(Website and app data records)
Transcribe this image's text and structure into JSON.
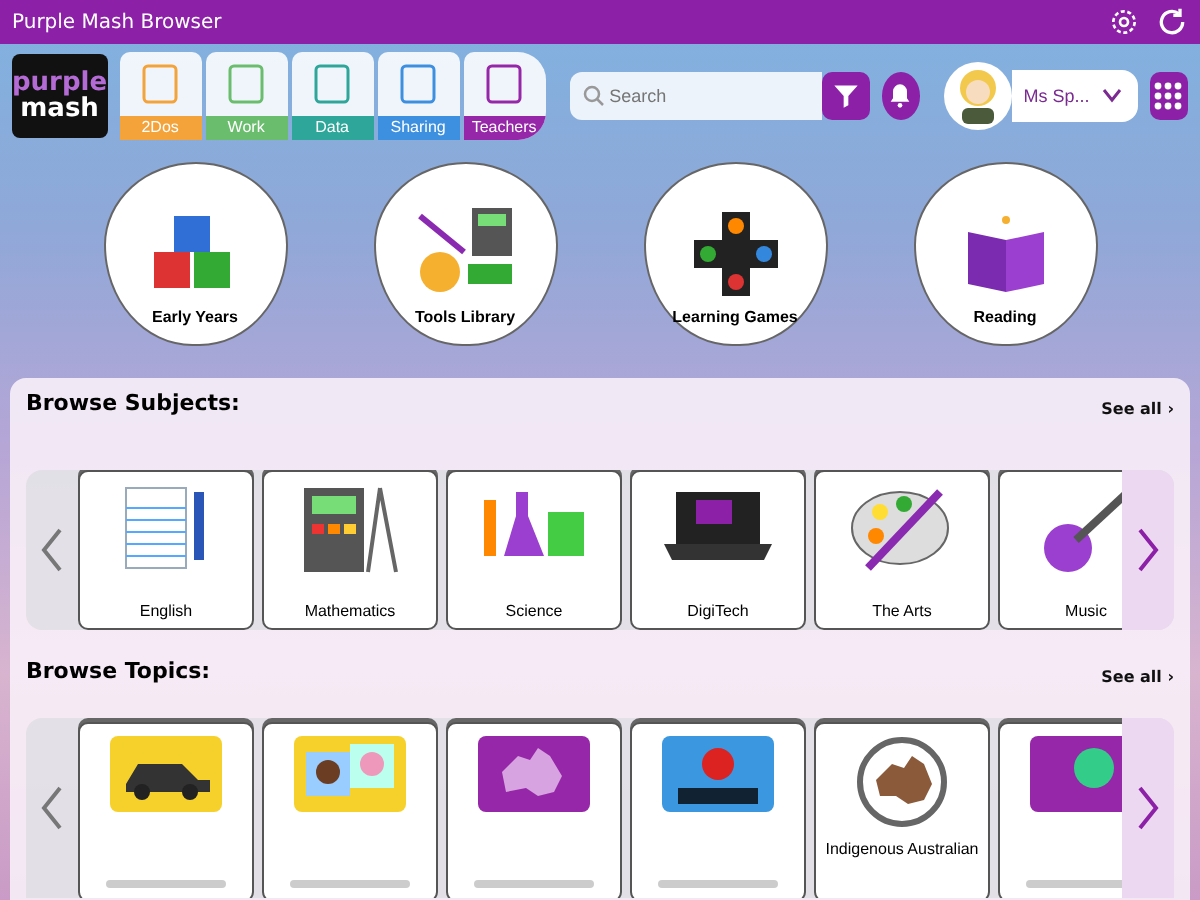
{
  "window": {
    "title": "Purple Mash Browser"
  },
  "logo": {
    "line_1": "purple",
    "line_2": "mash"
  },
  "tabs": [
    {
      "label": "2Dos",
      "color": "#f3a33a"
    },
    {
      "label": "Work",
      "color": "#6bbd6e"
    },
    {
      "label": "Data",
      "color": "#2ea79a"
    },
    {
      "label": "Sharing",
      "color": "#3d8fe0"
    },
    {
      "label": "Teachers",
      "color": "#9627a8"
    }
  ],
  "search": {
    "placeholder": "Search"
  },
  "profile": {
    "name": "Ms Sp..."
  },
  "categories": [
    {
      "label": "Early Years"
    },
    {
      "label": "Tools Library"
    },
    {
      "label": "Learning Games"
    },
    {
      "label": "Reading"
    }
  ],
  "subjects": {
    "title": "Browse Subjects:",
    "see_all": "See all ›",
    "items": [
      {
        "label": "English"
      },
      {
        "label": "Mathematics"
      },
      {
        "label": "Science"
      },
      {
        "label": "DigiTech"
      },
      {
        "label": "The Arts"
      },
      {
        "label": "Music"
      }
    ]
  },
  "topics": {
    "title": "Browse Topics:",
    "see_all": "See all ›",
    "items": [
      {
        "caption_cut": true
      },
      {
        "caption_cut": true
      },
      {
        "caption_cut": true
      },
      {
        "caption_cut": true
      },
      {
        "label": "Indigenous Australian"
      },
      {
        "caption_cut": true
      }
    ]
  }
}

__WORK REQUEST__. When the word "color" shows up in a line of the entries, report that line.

__YOUR SOLUTION__.
      "color": "#f3a33a"
      "color": "#6bbd6e"
      "color": "#2ea79a"
      "color": "#3d8fe0"
      "color": "#9627a8"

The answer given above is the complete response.